| WHAT IS EXPECTED |
Each line of the data must reappear exactly in your answer, with no images included.

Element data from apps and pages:
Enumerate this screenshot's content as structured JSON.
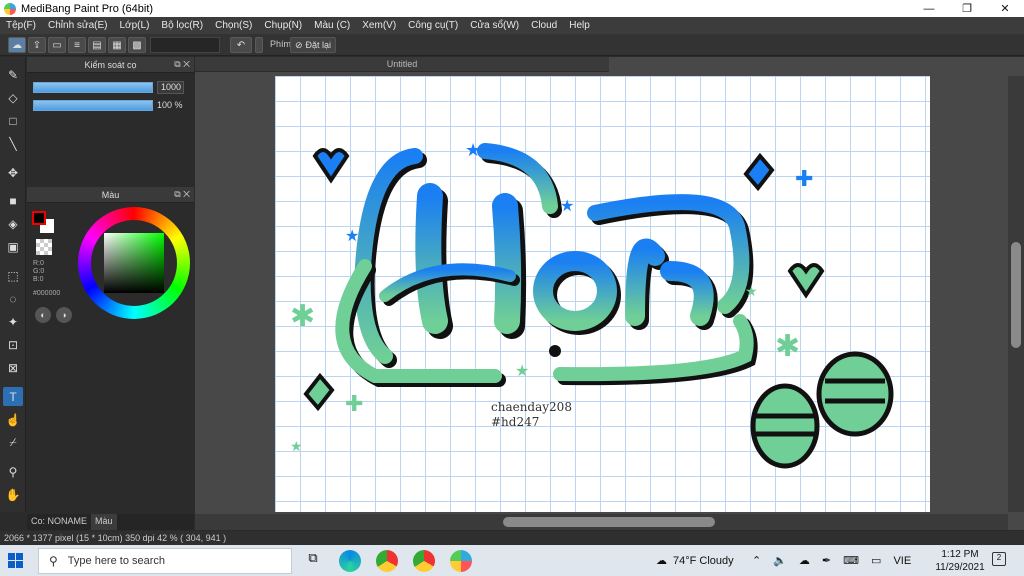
{
  "window": {
    "title": "MediBang Paint Pro (64bit)",
    "controls": [
      "—",
      "❐",
      "✕"
    ]
  },
  "menu": [
    "Tệp(F)",
    "Chỉnh sửa(E)",
    "Lớp(L)",
    "Bộ lọc(R)",
    "Chọn(S)",
    "Chụp(N)",
    "Màu (C)",
    "Xem(V)",
    "Công cụ(T)",
    "Cửa sổ(W)",
    "Cloud",
    "Help"
  ],
  "toolbar": {
    "shortcut_label": "Phím",
    "reset_label": "Đặt lại"
  },
  "brush_panel": {
    "title": "Kiểm soát cọ",
    "size_value": "1000",
    "opacity_value": "100 %"
  },
  "color_panel": {
    "title": "Màu",
    "r": "R:0",
    "g": "G:0",
    "b": "B:0",
    "hex": "#000000",
    "fg": "#000000",
    "bg": "#ffffff"
  },
  "bottom_tabs": [
    "Co: NONAME",
    "Màu"
  ],
  "document": {
    "tab": "Untitled"
  },
  "canvas_art": {
    "word": "Hạt",
    "signature": "chaenday208",
    "hashtag": "#hd247",
    "gradient_top": "#1a7ff2",
    "gradient_bottom": "#6fcf97"
  },
  "status": {
    "text": "2066 * 1377 pixel   (15 * 10cm)   350 dpi   42 %   ( 304, 941 )"
  },
  "taskbar": {
    "search_placeholder": "Type here to search",
    "weather": "74°F  Cloudy",
    "lang": "VIE",
    "time": "1:12 PM",
    "date": "11/29/2021",
    "notifications": "2"
  }
}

| ANSWER FOR THE TASK |
Enumerate this screenshot's content as structured JSON.
{
  "window": {
    "title": "MediBang Paint Pro (64bit)",
    "controls": [
      "—",
      "❐",
      "✕"
    ]
  },
  "menu": [
    "Tệp(F)",
    "Chỉnh sửa(E)",
    "Lớp(L)",
    "Bộ lọc(R)",
    "Chọn(S)",
    "Chụp(N)",
    "Màu (C)",
    "Xem(V)",
    "Công cụ(T)",
    "Cửa sổ(W)",
    "Cloud",
    "Help"
  ],
  "toolbar": {
    "shortcut_label": "Phím",
    "reset_label": "Đặt lại"
  },
  "brush_panel": {
    "title": "Kiểm soát cọ",
    "size_value": "1000",
    "opacity_value": "100 %"
  },
  "color_panel": {
    "title": "Màu",
    "r": "R:0",
    "g": "G:0",
    "b": "B:0",
    "hex": "#000000",
    "fg": "#000000",
    "bg": "#ffffff"
  },
  "bottom_tabs": [
    "Co: NONAME",
    "Màu"
  ],
  "document": {
    "tab": "Untitled"
  },
  "canvas_art": {
    "word": "Hạt",
    "signature": "chaenday208",
    "hashtag": "#hd247",
    "gradient_top": "#1a7ff2",
    "gradient_bottom": "#6fcf97"
  },
  "status": {
    "text": "2066 * 1377 pixel   (15 * 10cm)   350 dpi   42 %   ( 304, 941 )"
  },
  "taskbar": {
    "search_placeholder": "Type here to search",
    "weather": "74°F  Cloudy",
    "lang": "VIE",
    "time": "1:12 PM",
    "date": "11/29/2021",
    "notifications": "2"
  }
}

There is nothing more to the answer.